--- YOUR OBJECTIVE ---
The answer is a single figure: how many lines below contain the word "最佳男主角".

──────

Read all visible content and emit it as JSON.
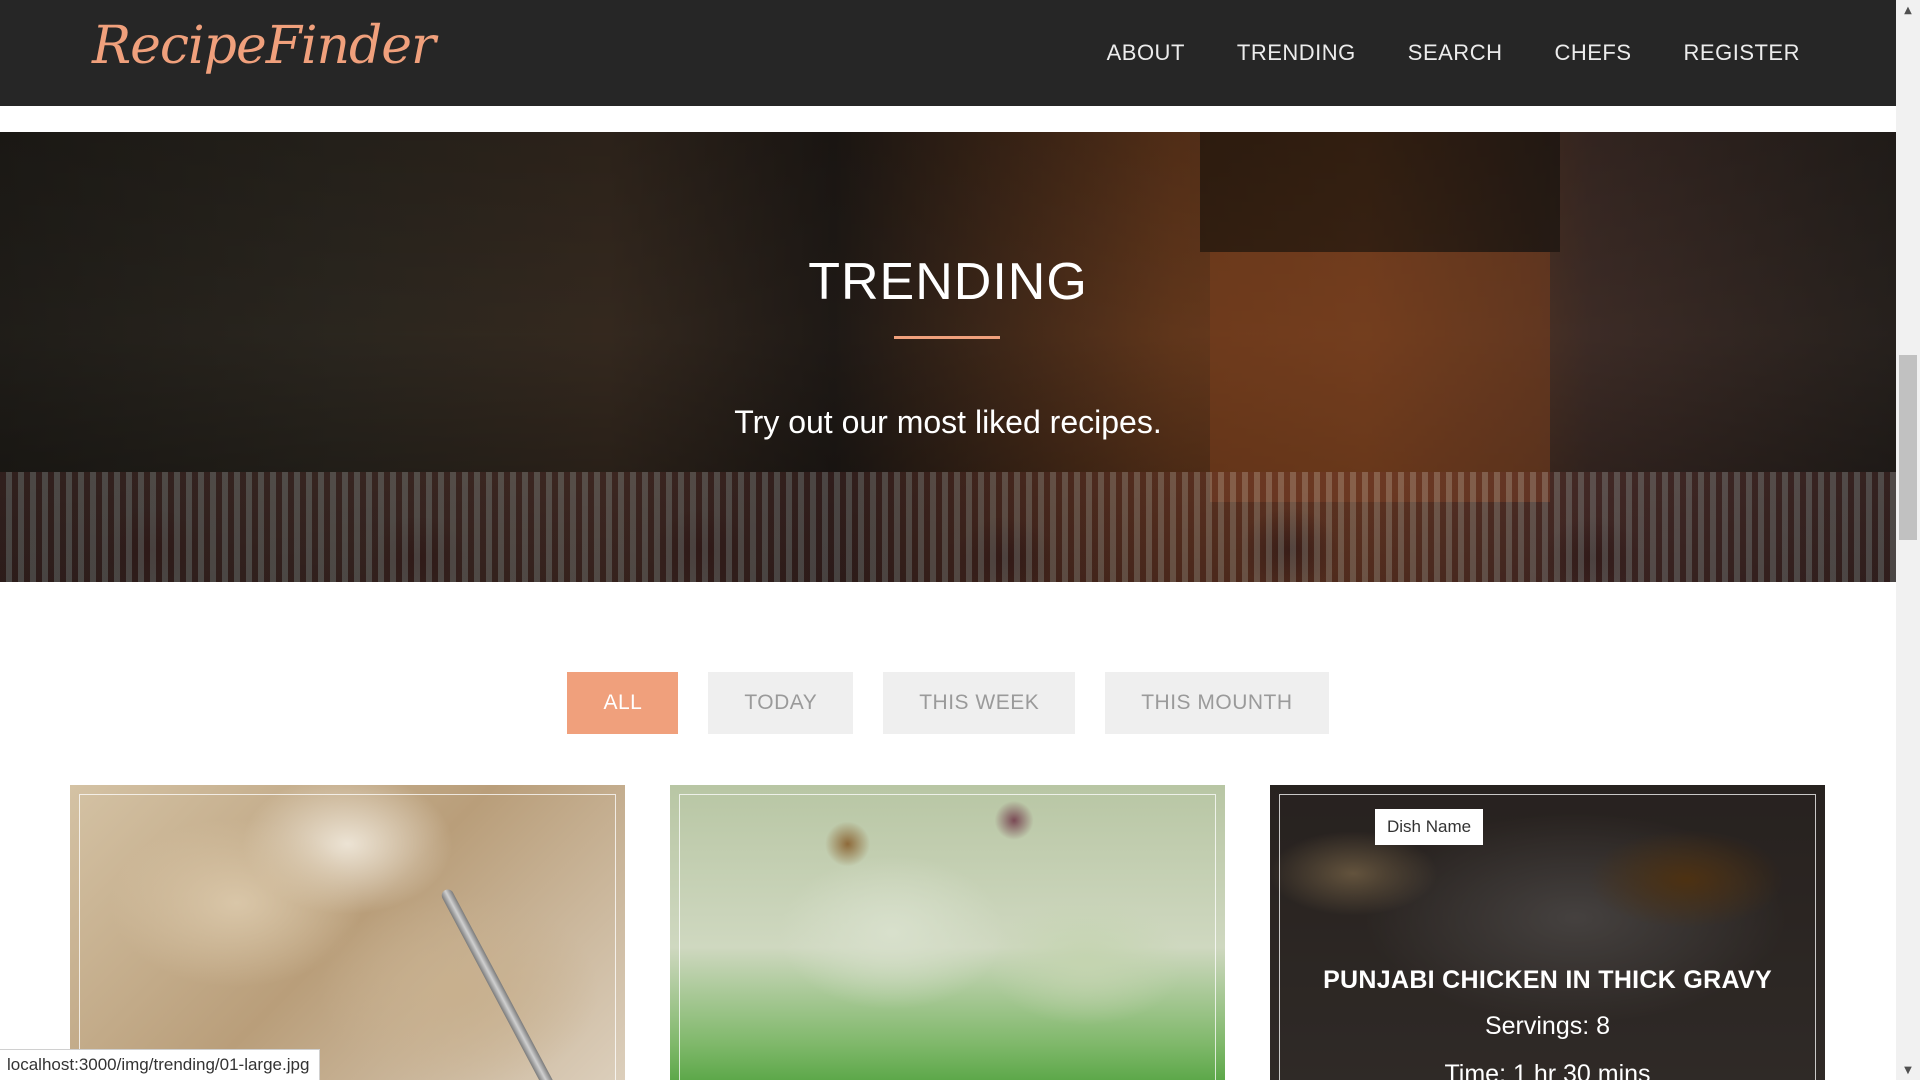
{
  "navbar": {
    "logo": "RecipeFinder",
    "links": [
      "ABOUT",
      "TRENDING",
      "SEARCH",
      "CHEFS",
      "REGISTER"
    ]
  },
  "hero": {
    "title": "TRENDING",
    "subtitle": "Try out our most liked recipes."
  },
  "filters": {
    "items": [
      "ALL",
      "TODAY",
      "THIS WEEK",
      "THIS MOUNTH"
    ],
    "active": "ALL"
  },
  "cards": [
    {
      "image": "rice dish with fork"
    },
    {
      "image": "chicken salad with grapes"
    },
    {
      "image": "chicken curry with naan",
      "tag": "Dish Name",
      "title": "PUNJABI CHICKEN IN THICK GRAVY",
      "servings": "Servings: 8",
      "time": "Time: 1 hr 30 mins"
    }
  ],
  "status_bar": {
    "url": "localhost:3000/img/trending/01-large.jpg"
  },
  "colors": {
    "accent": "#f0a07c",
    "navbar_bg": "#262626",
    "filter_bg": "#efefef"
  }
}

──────

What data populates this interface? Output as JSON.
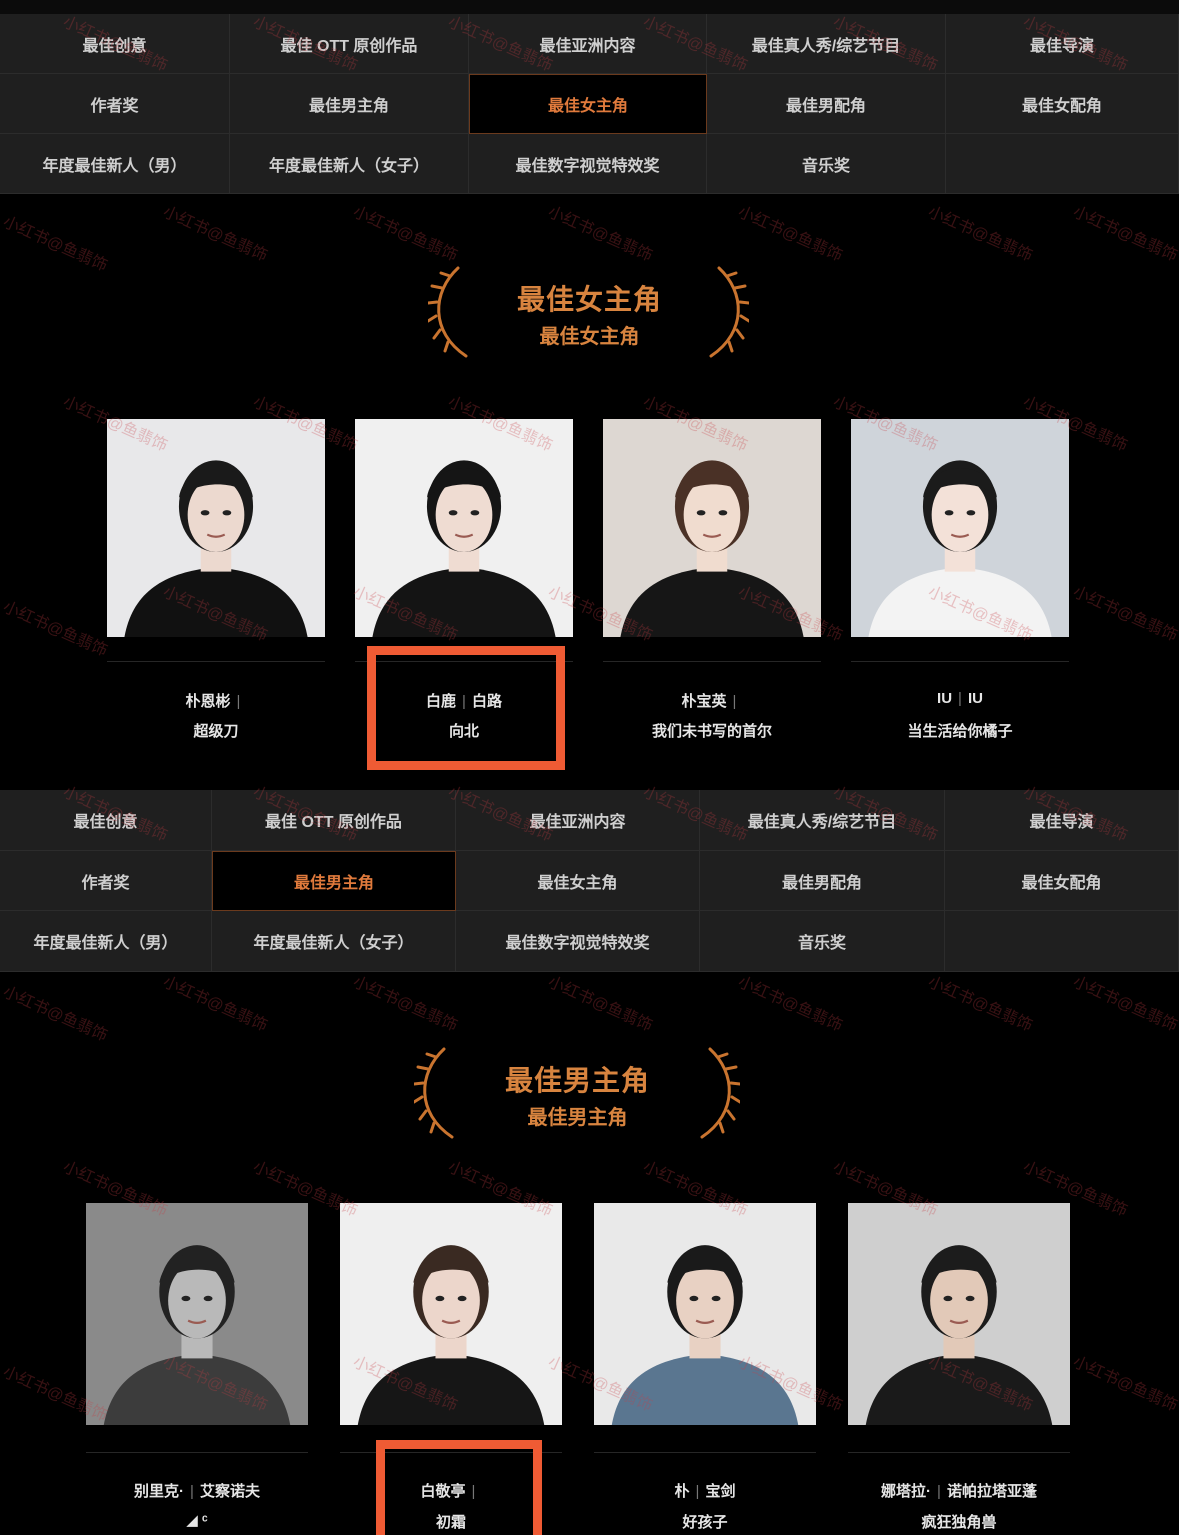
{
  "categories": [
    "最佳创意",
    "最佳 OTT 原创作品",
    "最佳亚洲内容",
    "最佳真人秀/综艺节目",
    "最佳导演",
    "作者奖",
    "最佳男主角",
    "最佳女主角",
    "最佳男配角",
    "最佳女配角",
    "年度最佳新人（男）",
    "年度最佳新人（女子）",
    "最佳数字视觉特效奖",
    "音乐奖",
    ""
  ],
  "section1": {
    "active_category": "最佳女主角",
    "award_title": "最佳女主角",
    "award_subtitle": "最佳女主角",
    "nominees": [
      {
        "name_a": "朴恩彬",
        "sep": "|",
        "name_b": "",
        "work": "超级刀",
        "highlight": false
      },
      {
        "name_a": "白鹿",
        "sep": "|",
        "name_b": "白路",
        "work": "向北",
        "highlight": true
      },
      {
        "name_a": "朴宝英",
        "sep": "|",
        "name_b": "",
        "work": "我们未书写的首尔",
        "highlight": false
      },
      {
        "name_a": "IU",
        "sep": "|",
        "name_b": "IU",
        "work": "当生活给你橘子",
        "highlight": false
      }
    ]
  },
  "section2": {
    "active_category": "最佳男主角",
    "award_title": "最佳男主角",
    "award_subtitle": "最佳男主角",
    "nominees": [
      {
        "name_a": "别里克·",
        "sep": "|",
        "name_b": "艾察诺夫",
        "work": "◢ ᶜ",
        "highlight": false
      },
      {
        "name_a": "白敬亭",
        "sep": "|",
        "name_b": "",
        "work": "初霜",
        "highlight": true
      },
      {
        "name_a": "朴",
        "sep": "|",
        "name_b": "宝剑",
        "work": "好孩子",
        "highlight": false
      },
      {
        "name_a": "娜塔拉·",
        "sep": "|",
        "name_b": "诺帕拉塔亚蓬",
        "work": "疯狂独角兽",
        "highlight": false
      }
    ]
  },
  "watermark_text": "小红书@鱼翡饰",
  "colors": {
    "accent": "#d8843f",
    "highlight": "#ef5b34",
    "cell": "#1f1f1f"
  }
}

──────

--- SOLUTION TO THE PROBLEM ---
4